https://ssrn.com/abstract=2982392

Discussions of climate engineering (CE) governance stand now at a crucial juncture. While the CE research community’s ideas about governance have become increasingly sophisticated and specific over the last half decade, they have by and large not been translated into actual governance mechanisms. This working paper summarizes the main points of agreement among major reports on CE governance and lays out some major open questions. This paper also surveys those reports with a view to helping readers understand each report’s distinctive features and major recommendations regarding CE governance.

CLIMATE SINS OF OUR FATHERS? HISTORICAL ACCOUNTABILITY IN DISTRIBUTING EMISSIONS RIGHTS

Ethics, Policy & Environment (2016)
DOI 10.1080/21550085.2016.1226240

One major question in climate justice is whether developed countries’ historical emissions are relevant to distributing the burdens of mitigating climate change. To argue that developed countries should bear a greater share of the burdens of mitigation because of their past emissions is to advocate ‘historical accountability.’ Standard arguments for historical accountability rely on corrective justice. These arguments face important objections. By using the notion of a global emissions budget, however, we can reframe the debate over historical accountability in terms of distributive justice. This paper argues that, given two defensible assumptions, distributive justice requires historical accountability. These assumptions are that the proper claimants on the emissions budgets are societies or states, not individuals, and that we should be allocating the entirety of the original, pre-industrial budget, rather than just the remainder.

GEOENGINEERING and NON-IDEAL THEORY

with Toby Svoboda
Public Affairs Quarterly
(2016)
[Download a preprint here]

The strongest arguments for the permissibility of geoengineering (also known as climate engineering) rely implicitly on non-ideal theory—roughly, the theory of justice as applied to situations of partial compliance with principles of ideal justice.
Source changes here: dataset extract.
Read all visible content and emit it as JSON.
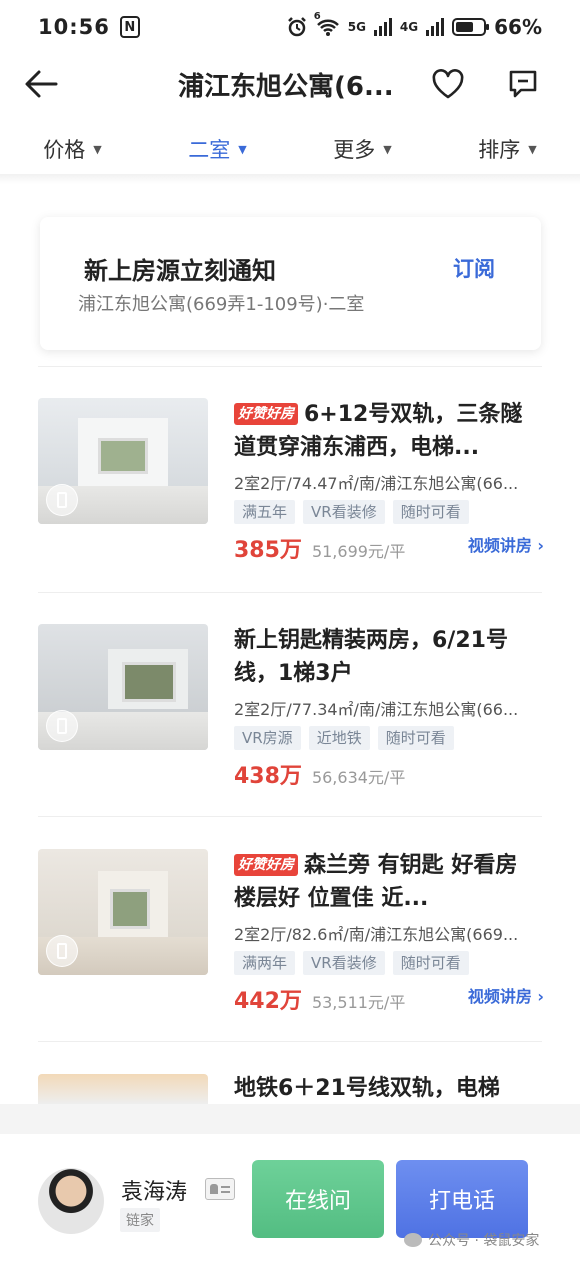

In an ideally just world, such arguments acknowledge, humanity should not deploy geoengineering; but in our imperfect world, society may need to complement mitigation and adaptation with geoengineering to reduce injustices associated with anthropogenic climate change. We interpret research proponents’ arguments as an application of a particular branch of non-ideal theory known as “clinical theory.” Clinical theory aims to identify politically feasible institutions or policies that would address existing (or impending) injustice without violating certain kinds of moral permissibility constraints. We argue for three implications of clinical theory: First, conditional on falling costs and feasibility, clinical theory provides strong support for some geoengineering techniques that aim to remove carbon dioxide from the atmosphere. Second, if some kinds of carbon dioxide removal technologies are supported by clinical theory, then clinical theory further supports using those technologies to enable “overshoot” scenarios in which developing countries exceed the cumulative emissions caps that would apply in ideal circumstances. Third, because of tensions between political feasibility and moral permissibility, clinical theory provides only weak support for geoengineering techniques that aim to manage incoming solar radiation.
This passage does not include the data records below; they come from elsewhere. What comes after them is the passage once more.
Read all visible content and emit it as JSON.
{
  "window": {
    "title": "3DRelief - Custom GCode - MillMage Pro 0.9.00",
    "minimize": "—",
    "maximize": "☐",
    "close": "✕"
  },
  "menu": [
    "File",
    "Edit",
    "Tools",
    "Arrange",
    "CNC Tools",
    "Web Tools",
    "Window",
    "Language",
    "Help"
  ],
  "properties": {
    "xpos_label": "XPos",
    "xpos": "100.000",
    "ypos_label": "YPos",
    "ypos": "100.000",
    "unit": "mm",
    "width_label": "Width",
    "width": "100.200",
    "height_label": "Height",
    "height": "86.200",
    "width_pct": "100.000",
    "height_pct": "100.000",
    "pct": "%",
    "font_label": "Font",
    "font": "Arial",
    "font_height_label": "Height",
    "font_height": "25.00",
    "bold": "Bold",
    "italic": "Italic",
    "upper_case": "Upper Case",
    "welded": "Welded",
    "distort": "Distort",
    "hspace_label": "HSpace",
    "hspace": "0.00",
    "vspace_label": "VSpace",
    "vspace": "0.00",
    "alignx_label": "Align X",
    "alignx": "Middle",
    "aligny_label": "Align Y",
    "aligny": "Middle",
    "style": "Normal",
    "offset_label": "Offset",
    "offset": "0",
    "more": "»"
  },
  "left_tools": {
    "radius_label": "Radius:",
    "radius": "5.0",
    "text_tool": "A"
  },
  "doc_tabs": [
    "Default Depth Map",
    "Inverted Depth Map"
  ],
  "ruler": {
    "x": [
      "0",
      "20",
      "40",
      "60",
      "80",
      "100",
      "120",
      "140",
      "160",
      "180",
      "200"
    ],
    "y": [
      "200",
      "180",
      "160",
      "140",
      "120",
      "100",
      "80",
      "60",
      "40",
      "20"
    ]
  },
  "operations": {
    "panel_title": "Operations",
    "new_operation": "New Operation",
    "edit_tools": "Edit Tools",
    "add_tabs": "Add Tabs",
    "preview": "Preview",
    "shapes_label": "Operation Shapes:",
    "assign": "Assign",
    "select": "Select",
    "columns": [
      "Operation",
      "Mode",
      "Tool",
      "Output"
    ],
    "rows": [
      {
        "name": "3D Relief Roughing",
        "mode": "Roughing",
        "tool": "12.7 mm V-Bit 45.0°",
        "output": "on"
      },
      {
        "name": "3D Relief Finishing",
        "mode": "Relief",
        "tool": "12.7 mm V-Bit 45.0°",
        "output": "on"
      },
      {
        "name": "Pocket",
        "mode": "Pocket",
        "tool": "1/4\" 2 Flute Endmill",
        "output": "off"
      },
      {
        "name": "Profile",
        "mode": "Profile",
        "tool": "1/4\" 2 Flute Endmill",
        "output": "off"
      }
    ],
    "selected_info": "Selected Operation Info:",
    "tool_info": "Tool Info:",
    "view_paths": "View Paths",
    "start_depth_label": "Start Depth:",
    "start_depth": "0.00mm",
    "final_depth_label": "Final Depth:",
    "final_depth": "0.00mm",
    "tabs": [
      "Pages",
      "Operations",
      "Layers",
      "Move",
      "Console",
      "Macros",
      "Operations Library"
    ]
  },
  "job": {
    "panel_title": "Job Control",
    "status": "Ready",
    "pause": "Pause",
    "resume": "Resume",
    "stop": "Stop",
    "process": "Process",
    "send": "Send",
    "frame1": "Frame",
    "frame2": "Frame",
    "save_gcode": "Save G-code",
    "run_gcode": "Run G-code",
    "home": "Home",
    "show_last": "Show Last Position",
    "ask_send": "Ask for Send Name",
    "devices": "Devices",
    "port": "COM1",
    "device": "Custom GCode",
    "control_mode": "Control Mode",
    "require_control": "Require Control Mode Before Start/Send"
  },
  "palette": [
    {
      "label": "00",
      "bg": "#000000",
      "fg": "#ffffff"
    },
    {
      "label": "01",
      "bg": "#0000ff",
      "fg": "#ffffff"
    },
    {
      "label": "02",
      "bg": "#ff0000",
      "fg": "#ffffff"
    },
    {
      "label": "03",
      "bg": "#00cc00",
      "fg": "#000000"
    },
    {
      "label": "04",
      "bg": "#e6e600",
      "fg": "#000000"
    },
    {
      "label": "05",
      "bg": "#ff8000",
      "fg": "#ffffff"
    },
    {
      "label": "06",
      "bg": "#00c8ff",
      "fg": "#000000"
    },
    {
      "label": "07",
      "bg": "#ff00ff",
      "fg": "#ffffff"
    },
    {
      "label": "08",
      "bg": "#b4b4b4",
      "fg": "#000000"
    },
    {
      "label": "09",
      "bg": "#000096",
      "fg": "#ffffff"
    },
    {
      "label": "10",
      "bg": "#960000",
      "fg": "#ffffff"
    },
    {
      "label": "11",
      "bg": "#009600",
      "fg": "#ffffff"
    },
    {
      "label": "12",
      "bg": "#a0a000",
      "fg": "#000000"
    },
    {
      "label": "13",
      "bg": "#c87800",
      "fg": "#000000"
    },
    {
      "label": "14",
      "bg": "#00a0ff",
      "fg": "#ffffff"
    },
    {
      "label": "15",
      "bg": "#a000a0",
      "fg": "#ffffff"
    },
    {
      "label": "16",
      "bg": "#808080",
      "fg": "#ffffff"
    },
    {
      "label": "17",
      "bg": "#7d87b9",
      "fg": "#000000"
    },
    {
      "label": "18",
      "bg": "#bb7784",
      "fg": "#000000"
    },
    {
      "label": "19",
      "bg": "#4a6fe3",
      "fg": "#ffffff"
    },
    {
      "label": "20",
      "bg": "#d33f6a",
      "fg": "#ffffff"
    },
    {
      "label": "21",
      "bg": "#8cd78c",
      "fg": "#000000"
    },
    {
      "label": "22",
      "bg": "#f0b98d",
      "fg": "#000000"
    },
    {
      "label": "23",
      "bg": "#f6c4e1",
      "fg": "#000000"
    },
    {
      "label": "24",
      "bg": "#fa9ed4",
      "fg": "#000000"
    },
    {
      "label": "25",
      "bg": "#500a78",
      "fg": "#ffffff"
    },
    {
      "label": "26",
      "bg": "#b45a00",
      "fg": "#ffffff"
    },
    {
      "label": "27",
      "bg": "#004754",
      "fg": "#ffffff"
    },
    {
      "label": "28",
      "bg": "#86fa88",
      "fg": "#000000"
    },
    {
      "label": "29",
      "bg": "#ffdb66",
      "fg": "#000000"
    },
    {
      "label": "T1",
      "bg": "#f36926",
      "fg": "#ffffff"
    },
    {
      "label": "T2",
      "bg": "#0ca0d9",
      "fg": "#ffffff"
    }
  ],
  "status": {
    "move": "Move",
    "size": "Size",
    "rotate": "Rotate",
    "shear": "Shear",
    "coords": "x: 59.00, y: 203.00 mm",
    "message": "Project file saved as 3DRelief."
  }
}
STARTING A FLOOD TO STOP A FIRE? SOME MORAL CONSTRAINTS ON SOLAR RADIATION MANAGEMENT

Ethics, Policy & Environment (2014)
DOI 10.1080/21550085.2014.926056
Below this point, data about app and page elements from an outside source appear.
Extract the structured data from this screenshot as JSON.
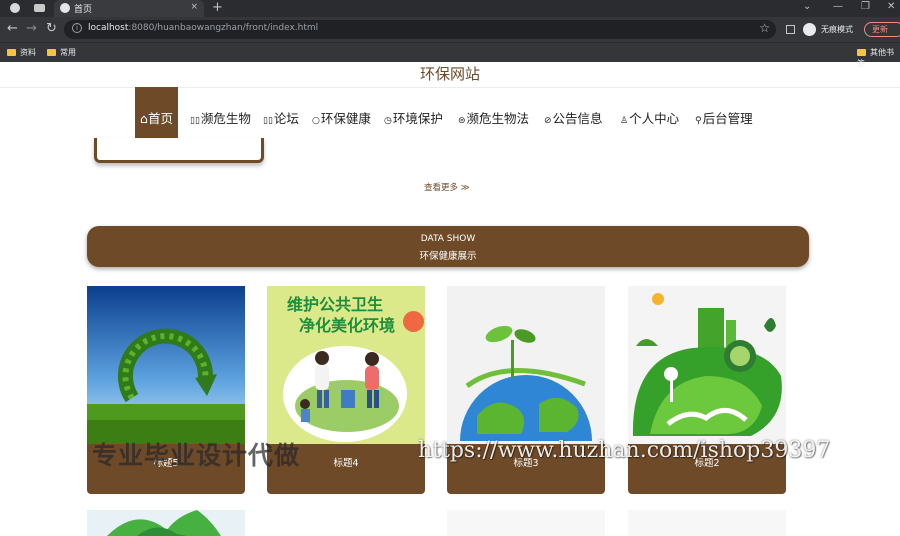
{
  "browser": {
    "tab_title": "首页",
    "tab_close": "×",
    "new_tab": "+",
    "url_host": "localhost",
    "url_rest": ":8080/huanbaowangzhan/front/index.html",
    "incognito_label": "无痕模式",
    "update_label": "更新",
    "bookmarks": [
      "资料",
      "常用",
      "其他书签"
    ]
  },
  "site": {
    "title": "环保网站",
    "nav": [
      {
        "icon": "⌂",
        "label": "首页"
      },
      {
        "icon": "▯▯",
        "label": "濒危生物"
      },
      {
        "icon": "▯▯",
        "label": "论坛"
      },
      {
        "icon": "○",
        "label": "环保健康"
      },
      {
        "icon": "◷",
        "label": "环境保护"
      },
      {
        "icon": "⊜",
        "label": "濒危生物法"
      },
      {
        "icon": "⊘",
        "label": "公告信息"
      },
      {
        "icon": "♙",
        "label": "个人中心"
      },
      {
        "icon": "⚲",
        "label": "后台管理"
      }
    ],
    "more_link": "查看更多 ≫",
    "banner": {
      "en": "DATA SHOW",
      "cn": "环保健康展示"
    },
    "cards": [
      {
        "caption": "标题5",
        "poster_line1": "",
        "poster_line2": ""
      },
      {
        "caption": "标题4",
        "poster_line1": "维护公共卫生",
        "poster_line2": "净化美化环境"
      },
      {
        "caption": "标题3"
      },
      {
        "caption": "标题2"
      }
    ]
  },
  "watermark": {
    "left": "专业毕业设计代做",
    "right": "https://www.huzhan.com/ishop39397"
  },
  "colors": {
    "brand": "#6e4a28",
    "chrome_dark": "#35363a"
  }
}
Solar radiation management (SRM), a form of climate engineering, would offset the effects of increased greenhouse gas concentrations by reducing the amount of sunlight absorbed by the Earth. To encourage support for SRM research, advocates argue that SRM may someday be needed to reduce the risks from climate change. This paper examines the implications of two moral constraints—the Doctrine of Doing and Allowing, and the Doctrine of Double Effect—on this argument for SRM and SRM research. The Doctrine of Doing and Allowing, and perhaps the Doctrine of Double Effect, shows that the argument is weaker than it appears.

 
 
 

PHILOSOPHY TEXTBOOKS

 
 
 

CONTACt

 

You can email at morrow@american.edu or find me on Twitter @climateMorrow.